@ashly burch as Keg in Critical Role


One of my players in my current campaign decided to play a Pirate Bard… he went Chaotic Neutral… he refuses to follow the party and engage in the campaign. “I just feel my character wouldn’t do that.” “My character wouldn’t go that way.” Just keeps pushing the wrong way… so he’s about to get arrested for burning down a tavern and will be sent to be executed. I’m gonna leave it to the party to decide if they want him to be saved… if not I’m going to make him roll a new character that actually engages the campaign… and leave his pirate bard hanging in the gallows.


You're a party of *adventurers*, go *adventure* At the very least go explore because "sure why not" You know that moment when you first started college, you don't know anyone, and your roommate suggests heading to the dining hall together? You say yes because what the fuck else are you going to do. Go adventure with your new tavern roomie because you've got nothing better to do


They are no longer a PC but a NPC. Or this is an elaborate escort mission.


I think the Matt Colville quote about how your character shouldn't be Frodo at the shire needing to be persuaded by the story to join the trip is bang on. You should be frodo at Rivendale shouting "ill take it".


Yeah I had this with the rogue in my group I’m DMing through CoS - it’s massively annoying and crap for the rest of the party


I have never seen a player do this. Is it even a thing?


it's not for nothing that "I'm just roleplaying my character" is often described as the Nuremburg defence of rpgs.


Honestly this. Its worse in Call of Cthulhu. Any player that knows the setting purposefully avoid all relics, books, strange behaviour or anything resembling a plot hook until literal monsters or cultists take over the city.
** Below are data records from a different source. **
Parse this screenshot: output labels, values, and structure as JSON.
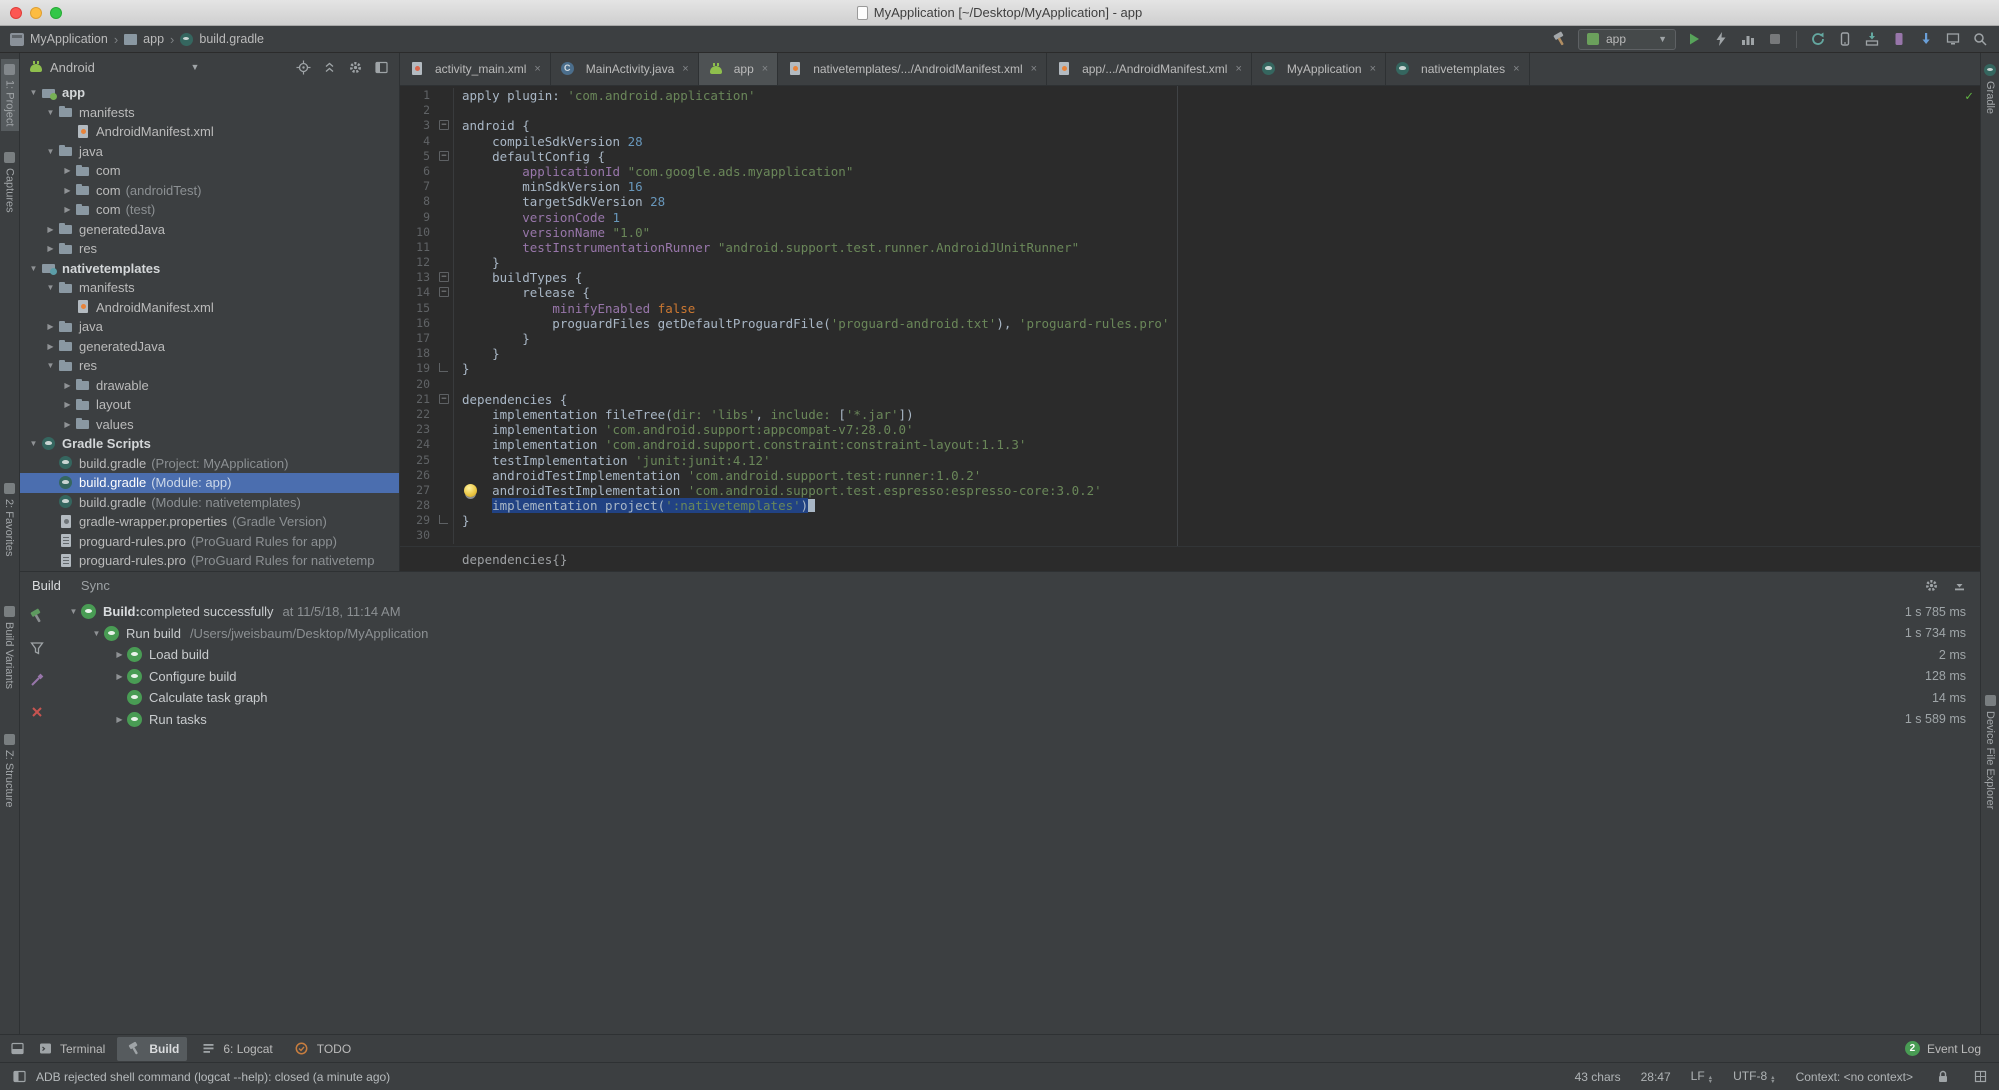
{
  "colors": {
    "editor_bg": "#2b2b2b",
    "panel_bg": "#3c3f41",
    "tree_selection": "#4b6eaf",
    "editor_selection": "#214283",
    "string_green": "#6a8759",
    "number_blue": "#6897bb",
    "keyword_orange": "#cc7832",
    "property_purple": "#9876aa",
    "run_green": "#499c54",
    "error_red": "#c75450"
  },
  "titlebar": {
    "title": "MyApplication [~/Desktop/MyApplication] - app"
  },
  "toolbar": {
    "breadcrumbs": [
      "MyApplication",
      "app",
      "build.gradle"
    ],
    "run_config": "app"
  },
  "left_stripe": {
    "items": [
      "1: Project",
      "Captures",
      "2: Favorites",
      "Build Variants",
      "Z: Structure"
    ]
  },
  "right_stripe": {
    "items": [
      "Gradle",
      "Device File Explorer"
    ]
  },
  "project_panel": {
    "view_selector": "Android",
    "tree": [
      {
        "level": 0,
        "arrow": "v",
        "icon": "module-app",
        "label": "app",
        "bold": true
      },
      {
        "level": 1,
        "arrow": "v",
        "icon": "folder",
        "label": "manifests"
      },
      {
        "level": 2,
        "arrow": "",
        "icon": "manifest",
        "label": "AndroidManifest.xml"
      },
      {
        "level": 1,
        "arrow": "v",
        "icon": "folder",
        "label": "java"
      },
      {
        "level": 2,
        "arrow": ">",
        "icon": "package",
        "label": "com"
      },
      {
        "level": 2,
        "arrow": ">",
        "icon": "package",
        "label": "com",
        "suffix": "(androidTest)"
      },
      {
        "level": 2,
        "arrow": ">",
        "icon": "package",
        "label": "com",
        "suffix": "(test)"
      },
      {
        "level": 1,
        "arrow": ">",
        "icon": "folder-gen",
        "label": "generatedJava"
      },
      {
        "level": 1,
        "arrow": ">",
        "icon": "folder-res",
        "label": "res"
      },
      {
        "level": 0,
        "arrow": "v",
        "icon": "module-lib",
        "label": "nativetemplates",
        "bold": true
      },
      {
        "level": 1,
        "arrow": "v",
        "icon": "folder",
        "label": "manifests"
      },
      {
        "level": 2,
        "arrow": "",
        "icon": "manifest",
        "label": "AndroidManifest.xml"
      },
      {
        "level": 1,
        "arrow": ">",
        "icon": "folder",
        "label": "java"
      },
      {
        "level": 1,
        "arrow": ">",
        "icon": "folder-gen",
        "label": "generatedJava"
      },
      {
        "level": 1,
        "arrow": "v",
        "icon": "folder-res",
        "label": "res"
      },
      {
        "level": 2,
        "arrow": ">",
        "icon": "folder",
        "label": "drawable"
      },
      {
        "level": 2,
        "arrow": ">",
        "icon": "folder",
        "label": "layout"
      },
      {
        "level": 2,
        "arrow": ">",
        "icon": "folder",
        "label": "values"
      },
      {
        "level": 0,
        "arrow": "v",
        "icon": "gradle",
        "label": "Gradle Scripts",
        "bold": true
      },
      {
        "level": 1,
        "arrow": "",
        "icon": "gradle-file",
        "label": "build.gradle",
        "suffix": "(Project: MyApplication)"
      },
      {
        "level": 1,
        "arrow": "",
        "icon": "gradle-file",
        "label": "build.gradle",
        "suffix": "(Module: app)",
        "selected": true
      },
      {
        "level": 1,
        "arrow": "",
        "icon": "gradle-file",
        "label": "build.gradle",
        "suffix": "(Module: nativetemplates)"
      },
      {
        "level": 1,
        "arrow": "",
        "icon": "wrapper",
        "label": "gradle-wrapper.properties",
        "suffix": "(Gradle Version)"
      },
      {
        "level": 1,
        "arrow": "",
        "icon": "proguard",
        "label": "proguard-rules.pro",
        "suffix": "(ProGuard Rules for app)"
      },
      {
        "level": 1,
        "arrow": "",
        "icon": "proguard",
        "label": "proguard-rules.pro",
        "suffix": "(ProGuard Rules for nativetemp"
      }
    ]
  },
  "tabs": [
    {
      "icon": "layout",
      "label": "activity_main.xml"
    },
    {
      "icon": "class",
      "label": "MainActivity.java"
    },
    {
      "icon": "android",
      "label": "app",
      "selected": true
    },
    {
      "icon": "manifest",
      "label": "nativetemplates/.../AndroidManifest.xml"
    },
    {
      "icon": "manifest",
      "label": "app/.../AndroidManifest.xml"
    },
    {
      "icon": "gradle",
      "label": "MyApplication"
    },
    {
      "icon": "gradle",
      "label": "nativetemplates"
    }
  ],
  "editor": {
    "caret_line": 28,
    "fold_lines": [
      3,
      5,
      13,
      14,
      21
    ],
    "fold_end_lines": [
      19,
      29
    ],
    "scope_breadcrumb": "dependencies{}",
    "lines": [
      [
        [
          "d",
          "apply plugin: "
        ],
        [
          "s",
          "'com.android.application'"
        ]
      ],
      [],
      [
        [
          "d",
          "android {"
        ]
      ],
      [
        [
          "d",
          "    compileSdkVersion "
        ],
        [
          "n",
          "28"
        ]
      ],
      [
        [
          "d",
          "    defaultConfig {"
        ]
      ],
      [
        [
          "d",
          "        "
        ],
        [
          "p",
          "applicationId"
        ],
        [
          "d",
          " "
        ],
        [
          "s",
          "\"com.google.ads.myapplication\""
        ]
      ],
      [
        [
          "d",
          "        minSdkVersion "
        ],
        [
          "n",
          "16"
        ]
      ],
      [
        [
          "d",
          "        targetSdkVersion "
        ],
        [
          "n",
          "28"
        ]
      ],
      [
        [
          "d",
          "        "
        ],
        [
          "p",
          "versionCode"
        ],
        [
          "d",
          " "
        ],
        [
          "n",
          "1"
        ]
      ],
      [
        [
          "d",
          "        "
        ],
        [
          "p",
          "versionName"
        ],
        [
          "d",
          " "
        ],
        [
          "s",
          "\"1.0\""
        ]
      ],
      [
        [
          "d",
          "        "
        ],
        [
          "p",
          "testInstrumentationRunner"
        ],
        [
          "d",
          " "
        ],
        [
          "s",
          "\"android.support.test.runner.AndroidJUnitRunner\""
        ]
      ],
      [
        [
          "d",
          "    }"
        ]
      ],
      [
        [
          "d",
          "    buildTypes {"
        ]
      ],
      [
        [
          "d",
          "        release {"
        ]
      ],
      [
        [
          "d",
          "            "
        ],
        [
          "p",
          "minifyEnabled"
        ],
        [
          "d",
          " "
        ],
        [
          "k",
          "false"
        ]
      ],
      [
        [
          "d",
          "            proguardFiles getDefaultProguardFile("
        ],
        [
          "s",
          "'proguard-android.txt'"
        ],
        [
          "d",
          "), "
        ],
        [
          "s",
          "'proguard-rules.pro'"
        ]
      ],
      [
        [
          "d",
          "        }"
        ]
      ],
      [
        [
          "d",
          "    }"
        ]
      ],
      [
        [
          "d",
          "}"
        ]
      ],
      [],
      [
        [
          "d",
          "dependencies {"
        ]
      ],
      [
        [
          "d",
          "    implementation fileTree("
        ],
        [
          "m",
          "dir:"
        ],
        [
          "d",
          " "
        ],
        [
          "s",
          "'libs'"
        ],
        [
          "d",
          ", "
        ],
        [
          "m",
          "include:"
        ],
        [
          "d",
          " ["
        ],
        [
          "s",
          "'*.jar'"
        ],
        [
          "d",
          "])"
        ]
      ],
      [
        [
          "d",
          "    implementation "
        ],
        [
          "s",
          "'com.android.support:appcompat-v7:28.0.0'"
        ]
      ],
      [
        [
          "d",
          "    implementation "
        ],
        [
          "s",
          "'com.android.support.constraint:constraint-layout:1.1.3'"
        ]
      ],
      [
        [
          "d",
          "    testImplementation "
        ],
        [
          "s",
          "'junit:junit:4.12'"
        ]
      ],
      [
        [
          "d",
          "    androidTestImplementation "
        ],
        [
          "s",
          "'com.android.support.test:runner:1.0.2'"
        ]
      ],
      [
        [
          "d",
          "    androidTestImplementation "
        ],
        [
          "s",
          "'com.android.support.test.espresso:espresso-core:3.0.2'"
        ]
      ],
      [
        [
          "d",
          "    "
        ],
        [
          "d",
          "implementation project(",
          1
        ],
        [
          "s",
          "':nativetemplates'",
          1
        ],
        [
          "d",
          ")",
          1
        ]
      ],
      [
        [
          "d",
          "}"
        ]
      ],
      []
    ]
  },
  "build_panel": {
    "tabs": [
      "Build",
      "Sync"
    ],
    "rows": [
      {
        "level": 0,
        "arrow": "v",
        "bold": "Build:",
        "label": " completed successfully",
        "meta": "at 11/5/18, 11:14 AM",
        "duration": "1 s 785 ms"
      },
      {
        "level": 1,
        "arrow": "v",
        "bold": "",
        "label": "Run build",
        "meta": "/Users/jweisbaum/Desktop/MyApplication",
        "duration": "1 s 734 ms"
      },
      {
        "level": 2,
        "arrow": ">",
        "bold": "",
        "label": "Load build",
        "meta": "",
        "duration": "2 ms"
      },
      {
        "level": 2,
        "arrow": ">",
        "bold": "",
        "label": "Configure build",
        "meta": "",
        "duration": "128 ms"
      },
      {
        "level": 2,
        "arrow": "",
        "bold": "",
        "label": "Calculate task graph",
        "meta": "",
        "duration": "14 ms"
      },
      {
        "level": 2,
        "arrow": ">",
        "bold": "",
        "label": "Run tasks",
        "meta": "",
        "duration": "1 s 589 ms"
      }
    ]
  },
  "bottom_bar": {
    "items": [
      {
        "icon": "terminal",
        "label": "Terminal"
      },
      {
        "icon": "build",
        "label": "Build",
        "selected": true
      },
      {
        "icon": "logcat",
        "label": "6: Logcat"
      },
      {
        "icon": "todo",
        "label": "TODO"
      }
    ],
    "event_log_count": "2",
    "event_log_label": "Event Log"
  },
  "status_bar": {
    "message": "ADB rejected shell command (logcat --help): closed (a minute ago)",
    "chars": "43 chars",
    "caret_position": "28:47",
    "line_separator": "LF",
    "encoding": "UTF-8",
    "context": "Context: <no context>"
  }
}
I ran a low level Twilight Cleric as a DMPC who had never seen combat. He had only ever sparred with other clerics during training and was shaking in his boots. He was hiring the party to help him clear an orc camp who kept raiding his town. I let the dice flavor his reactions. First combat roll, rolled a 10 to hit with an AC of 12. He took aim with his crossbow but he was trembling so much he missed. Missed another one next roll so he faltered, backed up, and tripped on a rock. A little later he finally hit one and I played it like a burst of Thunder came out of nowhere(his patron was basically Thor) and he smacked the orc upside the head with his mace. Later on, at the end of the arc he used Spiritual Weapon and got the final blow on the orc boss. I had been trying to save the final blow for the party's rogue who had taken a beating in the opening rounds of the fight due to a bad stealth roll but the whole party apparently found it satisfying that the cleric won the day and overcame his fears. Point is, he was in over his head and was terrified but had a job to do. I was really lucky with the dice and got to tell a satisfying story through him, but you hit it on the head. You're here to play. Please interact with the rest of the group. Edit: Grammar


The way I played a coward character was I also made him a doctor, so, while he was terrified of fighting and dungeons, he still went in because he couldn't bear to see his friends get hurt too badly and not be able to help them. This kinda attitude eventually helped him get over his fears later on in the story too